Payday lenders, title lenders, and pawnshops all market their services to people who don’t have a lot of options for getting cash fast. Of the three, pawnshop loans are perhaps the least predatory. Still, if you’re considering pawning an item, you’ll want to learn what to expect before making a trip to the shop to make sure that you get the best deal possible.
How Pawning Your Property Works: The Basics
Pawnbrokers have been serving as a resource for cash-strapped people hoping to sell an item—or put up valuable property in exchange for a short-term loan—for thousands of years. The process of pawning property for fast cash starts when a customer brings an item into the shop. Before agreeing to work with you, the broker must determine whether it wants your item. The broker will take into account the property’s resale value, whether there’s much demand for it, and, if you want a loan, how likely it is that you’ll pay off the loan and reclaim the property.
Once the shop decides it wants your item, the shop can profit from the property in different ways, like by:
- charging interest on a short-term loan secured by the item (collateral)
- selling the collateral if you fail to repay the loan, or
- selling the item it purchased from you outright.
If the broker agrees to give you a short-term loan, you’ll leave the item with the pawnbroker as security for a specified period. In exchange, you’ll get your loan proceeds and a claim ticket that you may use to redeem the item. It’s important to keep the ticket in a safe place because sometimes it’s the only proof you’ll have that you’re entitled to the property. If you pay off the loan as agreed, you’ll get the item back. If you don’t repay the loan, the broker will recoup the loaned money by selling your property.
Whether you're selling an item or using it as the basis for a loan, you should expect the pawnbroker to offer a lower price than what you paid for it. Some haggling is expected.
What Types of Property Do Pawnbrokers Accept?
Because a pawnbroker will want to turn around the property fast, you’ll have a better chance of striking a deal if you want to pawn a smaller item that will sell quickly. Belongings that brokers commonly accept include:
- sporting goods
- tools, and
- electronic equipment.

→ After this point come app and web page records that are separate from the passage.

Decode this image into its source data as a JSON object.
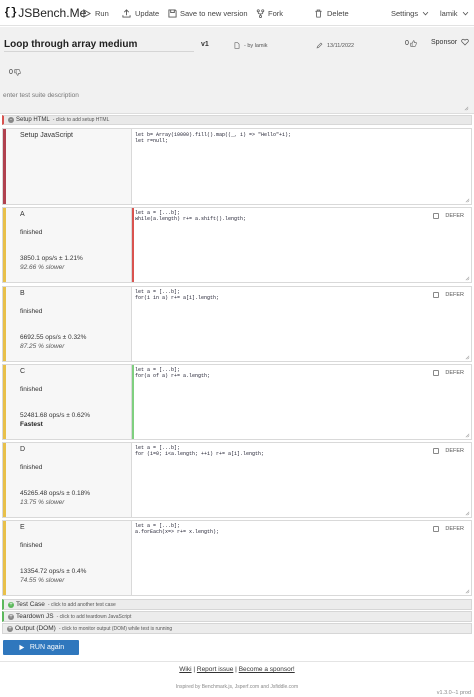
{
  "app": {
    "brand": "JSBench.Me",
    "brace": "{}",
    "toolbar": {
      "run": "Run",
      "update": "Update",
      "save_new": "Save to new version",
      "fork": "Fork",
      "delete": "Delete",
      "settings": "Settings",
      "user": "lamik"
    }
  },
  "suite": {
    "title": "Loop through array medium",
    "version": "v1",
    "by": "- by lamik",
    "date": "13/11/2022",
    "likes": "0",
    "dislikes": "0",
    "sponsor": "Sponsor",
    "description_placeholder": "enter test suite description"
  },
  "setup_html": {
    "label": "Setup HTML",
    "sign": "-",
    "hint": "- click to add setup HTML"
  },
  "setup_js": {
    "label": "Setup JavaScript",
    "code": [
      "let b= Array(10000).fill().map((_, i) => \"Hello\"+i);",
      "let r=null;"
    ]
  },
  "tests": [
    {
      "name": "A",
      "status": "finished",
      "ops": "3850.1 ops/s ± 1.21%",
      "relative": "92.66 % slower",
      "defer": "DEFER",
      "code": [
        "let a = [...b];",
        "while(a.length) r+= a.shift().length;"
      ],
      "accent": "#e8c04a",
      "codemark": "#d9534f"
    },
    {
      "name": "B",
      "status": "finished",
      "ops": "6692.55 ops/s ± 0.32%",
      "relative": "87.25 % slower",
      "defer": "DEFER",
      "code": [
        "let a = [...b];",
        "for(i in a) r+= a[i].length;"
      ],
      "accent": "#e8c04a",
      "codemark": ""
    },
    {
      "name": "C",
      "status": "finished",
      "ops": "52481.68 ops/s ± 0.62%",
      "relative": "Fastest",
      "defer": "DEFER",
      "code": [
        "let a = [...b];",
        "for(a of a) r+= a.length;"
      ],
      "accent": "#e8c04a",
      "codemark": "#7fcf7f"
    },
    {
      "name": "D",
      "status": "finished",
      "ops": "45265.48 ops/s ± 0.18%",
      "relative": "13.75 % slower",
      "defer": "DEFER",
      "code": [
        "let a = [...b];",
        "for (i=0; i<a.length; ++i) r+= a[i].length;"
      ],
      "accent": "#e8c04a",
      "codemark": ""
    },
    {
      "name": "E",
      "status": "finished",
      "ops": "13354.72 ops/s ± 0.4%",
      "relative": "74.55 % slower",
      "defer": "DEFER",
      "code": [
        "let a = [...b];",
        "a.forEach(x=> r+= x.length);"
      ],
      "accent": "#e8c04a",
      "codemark": ""
    }
  ],
  "bottom": {
    "test_case": {
      "sign": "+",
      "label": "Test Case",
      "hint": "- click to add another test case"
    },
    "teardown": {
      "sign": "+",
      "label": "Teardown JS",
      "hint": "- click to add teardown JavaScript"
    },
    "output": {
      "sign": "+",
      "label": "Output (DOM)",
      "hint": "- click to monitor output (DOM) while test is running"
    }
  },
  "run_again": "RUN again",
  "footer": {
    "wiki": "Wiki",
    "report": "Report issue",
    "sponsor": "Become a sponsor!",
    "sep": " | ",
    "inspired": "Inspired by Benchmark.js, Jsperf.com and Jsfiddle.com",
    "version": "v1.3.0--1 prod"
  },
  "colors": {
    "setup_html_accent": "#d9534f",
    "setup_js_accent": "#b0414f",
    "test_accent": "#e8c04a",
    "run_button": "#2f77bd",
    "test_case_sign": "#5cb85c",
    "teardown_accent": "#5cb85c"
  }
}
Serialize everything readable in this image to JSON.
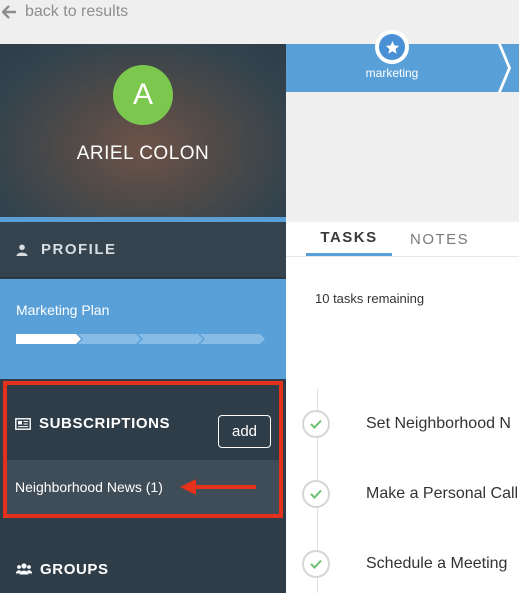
{
  "nav": {
    "back_label": "back to results"
  },
  "contact": {
    "avatar_initial": "A",
    "name": "ARIEL COLON"
  },
  "sidebar": {
    "profile_label": "PROFILE",
    "plan": {
      "title": "Marketing Plan",
      "progress_segments_total": 5,
      "progress_segments_done": 1
    },
    "subscriptions": {
      "label": "SUBSCRIPTIONS",
      "add_label": "add",
      "items": [
        {
          "label": "Neighborhood News (1)"
        }
      ]
    },
    "groups_label": "GROUPS"
  },
  "stage": {
    "label": "marketing"
  },
  "tabs": [
    {
      "label": "TASKS",
      "active": true
    },
    {
      "label": "NOTES",
      "active": false
    }
  ],
  "tasks": {
    "remaining_text": "10 tasks remaining",
    "items": [
      {
        "title": "Set Neighborhood N"
      },
      {
        "title": "Make a Personal Call"
      },
      {
        "title": "Schedule a Meeting"
      }
    ]
  },
  "colors": {
    "sidebar_bg": "#2e3d48",
    "accent_blue": "#5aa0d8",
    "avatar_green": "#7cc84e",
    "highlight_red": "#e5301b",
    "check_green": "#6cc070"
  }
}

Keep in mind that the broker is unlikely to be interested in items that people don't really want. For instance, if you just moved from a beach town to a mountain region and you want to pawn your surfboard, you might be out of luck. The broker might assume that because you don’t need it, you’ll be unlikely to return to claim it, or, worse yet, no one else will want it either. The last thing the pawnbroker wants is a valueless item taking up a lot of space in the shop. So, unless the broker knows a local who likes to surf or has a way to liquidate the board online, it’s unlikely that you’ll get a loan or be able to sell it to the pawnshop.
Before Visiting a Pawnshop, Do Your Homework
It's a good idea to do some preliminary research before you start the process of pawning an item. You should:
- Check to see that the pawnshop’s license is current.
- Find out if the pawnshop is a reputable business by checking its status with the Better Business Bureau.
- Research other options—like getting a loan from your credit union or getting an advance or emergency credit from an employer, nonprofit organization, or community group—to make sure you’re getting the best deal.
Laws That Apply to Pawnshops
Pawnshops must follow specific laws geared to protect you as a consumer, as well as the public as a whole. Some states have laws regulating the amount of interest and the length of loans. Many federal laws also apply to pawnshop transactions, like:
- The Truth in Lending Act, which requires a shop to disclose loan terms.
- The Equal Credit Opportunity Act, which prohibits lending discrimination due to age, gender, race, national origin, color, religious preference, marital status, or receipt of public assistance benefits.
- The Bank Secrecy Act, which requires a lender to report transactions over a certain dollar amount.
- The Patriot Act, which requires lenders to collect information from borrowers to confirm their identity.
- The Military Lending Act, which caps the annual percentage rate at 36% for covered borrowers.
(You’ll find more information about these and other laws in the article Consumer Protection Laws.)
If you have a problem with a pawnshop, see Finding Legal Help for Consumer Issues to learn where to make a complaint.
If a pawnshop loses, damages, or sells your item before you can reclaim it, and won’t compensate you, consider talking to a lawyer to learn about your options.